How much would you pay?
The Reuters/Ipsos poll found that 46% of respondents would spend as much as $10 per month for these three networks. That is a pretty significant jump from the rates the companies currently charge cable companies to carry their channels to all 100 million or so pay-TV subscribers.

Fox News recently increased its rate to $1.50 per subscriber when it finally came to an agreement with DISH Network in January after a monthlong blackout. That is significantly higher than CNN and MSNBC, which charge $0.61 and $0.30 per subscriber, respectively, according to MoffetNathanson.

And Fox has every right to charge that much, considering it dominates the ratings for cable news networks. On any given night, Fox News takes about a two-thirds share of cable news viewers. CNN takes another 20%, while MSNBC enjoys most of the remainder.

If we apply those percentages to the 46% who said they would be interested in subscribing to a cable news network a la carte, we get the following figures:


(a la carte)

(a la carte)

Current Carriage Fee
Revenue (Estimate)

Fox News

31 million

$248 million

$150 million


9.3 million

$74 million

$61 million


5.7 million

$46 million

$30 million

Based on $8 a month per channel and 100 million current cable subscribers.

Each network would likely increase its revenue in an a la carte world, even charging subscribers less than the $10 they indicated they would pay. However, it would be difficult for the networks to justify taking on the risk, since there are other costs involved in delivering live streams over the Internet, especially without the support of cable companies.

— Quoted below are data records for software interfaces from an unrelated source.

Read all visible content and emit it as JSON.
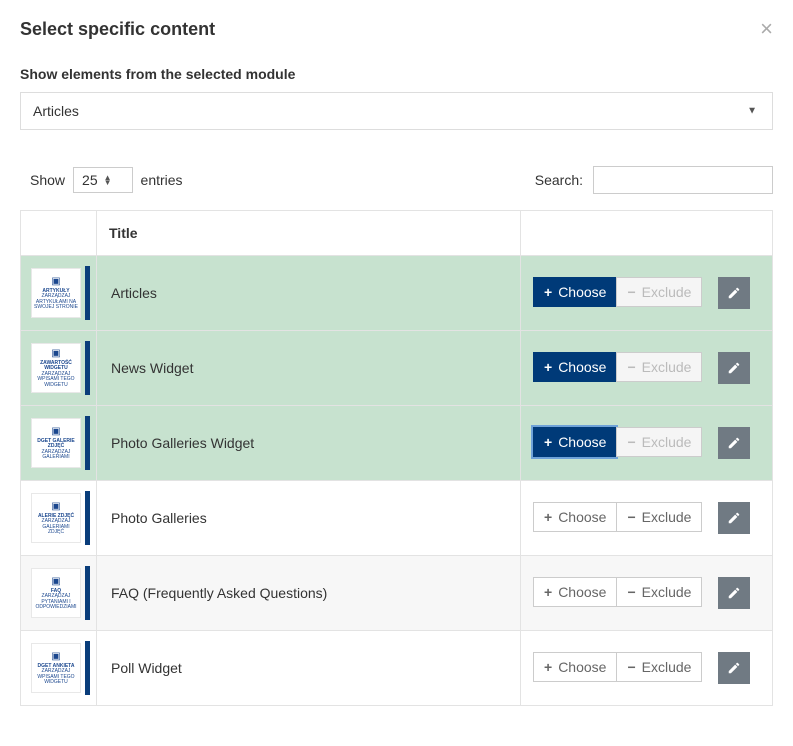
{
  "modal": {
    "title": "Select specific content",
    "close_label": "×"
  },
  "form": {
    "module_label": "Show elements from the selected module",
    "module_selected": "Articles"
  },
  "table": {
    "show_label": "Show",
    "entries_label": "entries",
    "entries_value": "25",
    "search_label": "Search:",
    "search_value": "",
    "columns": {
      "thumb": "",
      "title": "Title",
      "actions": ""
    },
    "choose_label": "Choose",
    "exclude_label": "Exclude",
    "rows": [
      {
        "thumb_title": "ARTYKUŁY",
        "thumb_sub": "ZARZĄDZAJ ARTYKUŁAMI NA SWOJEJ STRONIE",
        "title": "Articles",
        "chosen": true,
        "exclude_disabled": true,
        "row_state": "selected"
      },
      {
        "thumb_title": "ZAWARTOŚĆ WIDGETU",
        "thumb_sub": "ZARZĄDZAJ WPISAMI TEGO WIDGETU",
        "title": "News Widget",
        "chosen": true,
        "exclude_disabled": true,
        "row_state": "selected"
      },
      {
        "thumb_title": "DGET GALERIE ZDJĘĆ",
        "thumb_sub": "ZARZĄDZAJ GALERIAMI",
        "title": "Photo Galleries Widget",
        "chosen": true,
        "chosen_focus": true,
        "exclude_disabled": true,
        "row_state": "selected"
      },
      {
        "thumb_title": "ALERIE ZDJĘĆ",
        "thumb_sub": "ZARZĄDZAJ GALERIAMI ZDJĘĆ",
        "title": "Photo Galleries",
        "chosen": false,
        "exclude_disabled": false,
        "row_state": ""
      },
      {
        "thumb_title": "FAQ",
        "thumb_sub": "ZARZĄDZAJ PYTANIAMI I ODPOWIEDZIAMI",
        "title": "FAQ (Frequently Asked Questions)",
        "chosen": false,
        "exclude_disabled": false,
        "row_state": "alt"
      },
      {
        "thumb_title": "DGET ANKIETA",
        "thumb_sub": "ZARZĄDZAJ WPISAMI TEGO WIDGETU",
        "title": "Poll Widget",
        "chosen": false,
        "exclude_disabled": false,
        "row_state": ""
      }
    ]
  }
}
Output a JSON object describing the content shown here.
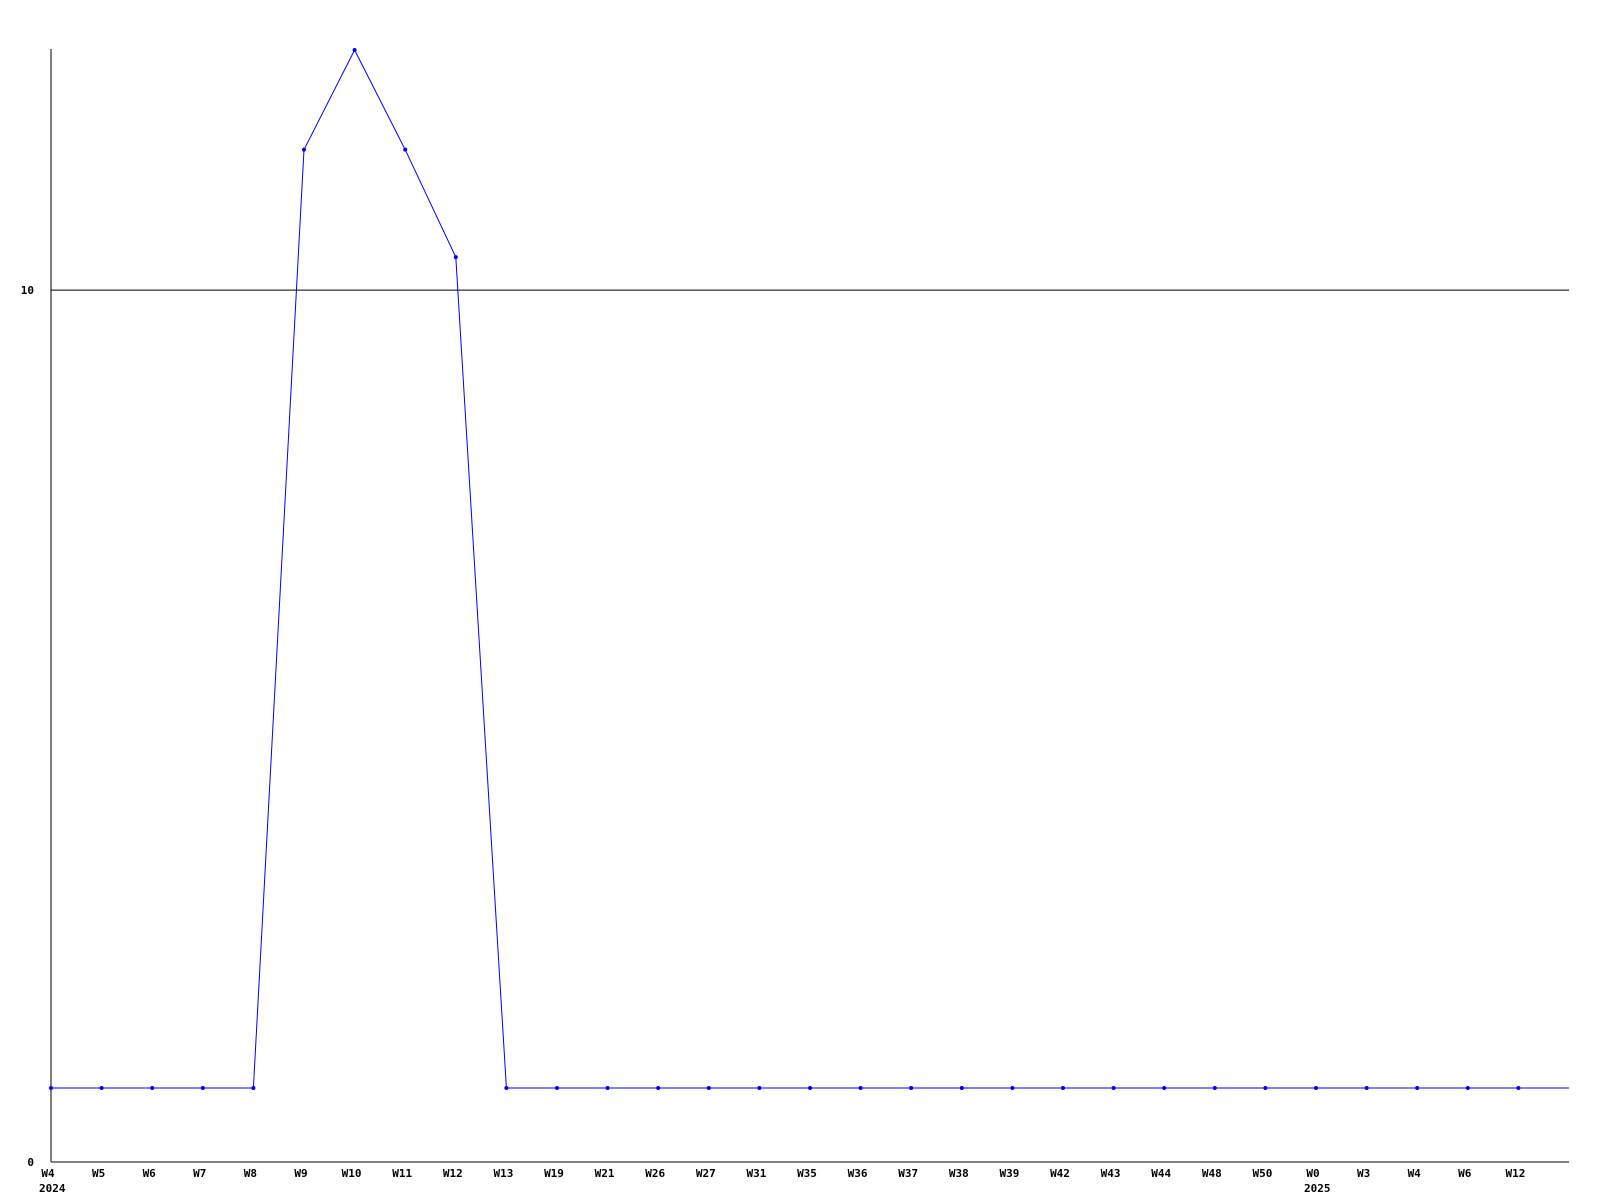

Nonetheless, if the U.S. eventually shifts to an a la carte model, these networks will help offset lost revenue at other networks for their parent companies.

What about ESPN?
Disney (NYSE:DIS) is largely absent from the cable news market, unless you are talking about sports news. ESPN is the crown jewel of its portfolio, and it commands a huge premium over other networks when it comes to carriage fees. ESPN charges approximately $6.10 per cable subscriber whether you watch it or not.

Just 4% of respondents said they would pay up to $30 for ESPN, but that is about how much it would actually cost to persuade ESPN to go a la carte. A recent analysis from MoffetNathanson pegs the price ESPN would have to charge at $36.30, assuming everyone the network currently reaches would subscribe at that rate -- which this recent poll proves is false. In fact, just 40% of respondents to the Reuters/Ipsos poll said they would pay up to $10 for ESPN, which is not a very good deal for Disney. The network would immediately lose revenue switching to an a la carte model. Add in the impact from fewer subscribers to other ESPN networks, as well as the other channels Disney is able to squeeze into the bundle thanks to ESPN, and that is a huge loss for the House of Mouse.

It is simply unrealistic to expect ESPN to perform better in an a la carte model than it does with the bundle.

Disney does have several properties that may be able to help subsidize the loss, kids programming for example, but it is likely to suffer a big hit if there is a mandated shift to the a la carte model.

This article represents the opinion of the writer, who may disagree with the “official” recommendation position of a Motley Fool premium advisory service. We’re motley! Questioning an investing thesis -- even one of our own -- helps us all think critically about investing and make decisions that help us become smarter, happier, and richer.